[Activity] Return the data below unaltered, but strip out the pictures.

== Records ==

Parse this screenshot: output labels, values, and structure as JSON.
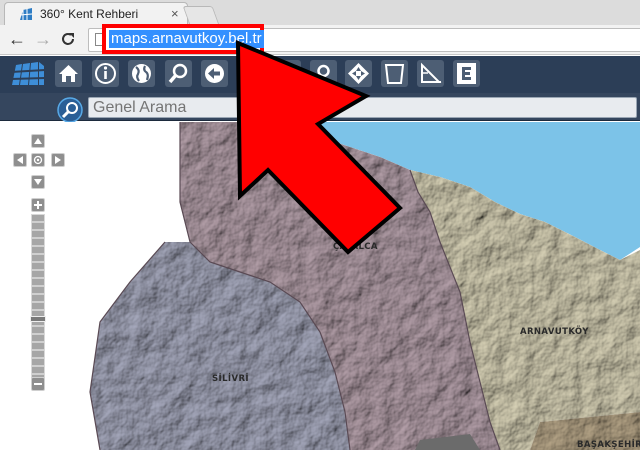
{
  "browser": {
    "tab_title": "360° Kent Rehberi",
    "tab_close": "×",
    "address": "maps.arnavutkoy.bel.tr",
    "back": "←",
    "forward": "→",
    "reload": "C"
  },
  "app": {
    "toolbar_icons": [
      "logo-grid-icon",
      "home-icon",
      "info-icon",
      "globe-icon",
      "zoom-icon",
      "back-arrow-icon",
      "layers-icon",
      "measure-icon",
      "location-pin-icon",
      "pan-icon",
      "select-area-icon",
      "triangle-ruler-icon",
      "export-icon"
    ],
    "search_placeholder": "Genel Arama"
  },
  "map": {
    "labels": {
      "catalca": "ÇATALCA",
      "arnavutkoy": "ARNAVUTKÖY",
      "silivri": "SİLİVRİ",
      "basaksehir": "BAŞAKŞEHİR"
    },
    "colors": {
      "sea": "#7cc3e8",
      "catalca": "#b8a3ad",
      "silivri": "#a9acc0",
      "arnavutkoy": "#dcd6ba"
    }
  },
  "annotation": {
    "arrow_color": "#ff0000",
    "highlight_color": "#ff0000"
  }
}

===

[Answer section]
Parse this screenshot: output labels, values, and structure as JSON.
{
  "browser": {
    "tab_title": "360° Kent Rehberi",
    "tab_close": "×",
    "address": "maps.arnavutkoy.bel.tr",
    "back": "←",
    "forward": "→",
    "reload": "C"
  },
  "app": {
    "toolbar_icons": [
      "logo-grid-icon",
      "home-icon",
      "info-icon",
      "globe-icon",
      "zoom-icon",
      "back-arrow-icon",
      "layers-icon",
      "measure-icon",
      "location-pin-icon",
      "pan-icon",
      "select-area-icon",
      "triangle-ruler-icon",
      "export-icon"
    ],
    "search_placeholder": "Genel Arama"
  },
  "map": {
    "labels": {
      "catalca": "ÇATALCA",
      "arnavutkoy": "ARNAVUTKÖY",
      "silivri": "SİLİVRİ",
      "basaksehir": "BAŞAKŞEHİR"
    },
    "colors": {
      "sea": "#7cc3e8",
      "catalca": "#b8a3ad",
      "silivri": "#a9acc0",
      "arnavutkoy": "#dcd6ba"
    }
  },
  "annotation": {
    "arrow_color": "#ff0000",
    "highlight_color": "#ff0000"
  }
}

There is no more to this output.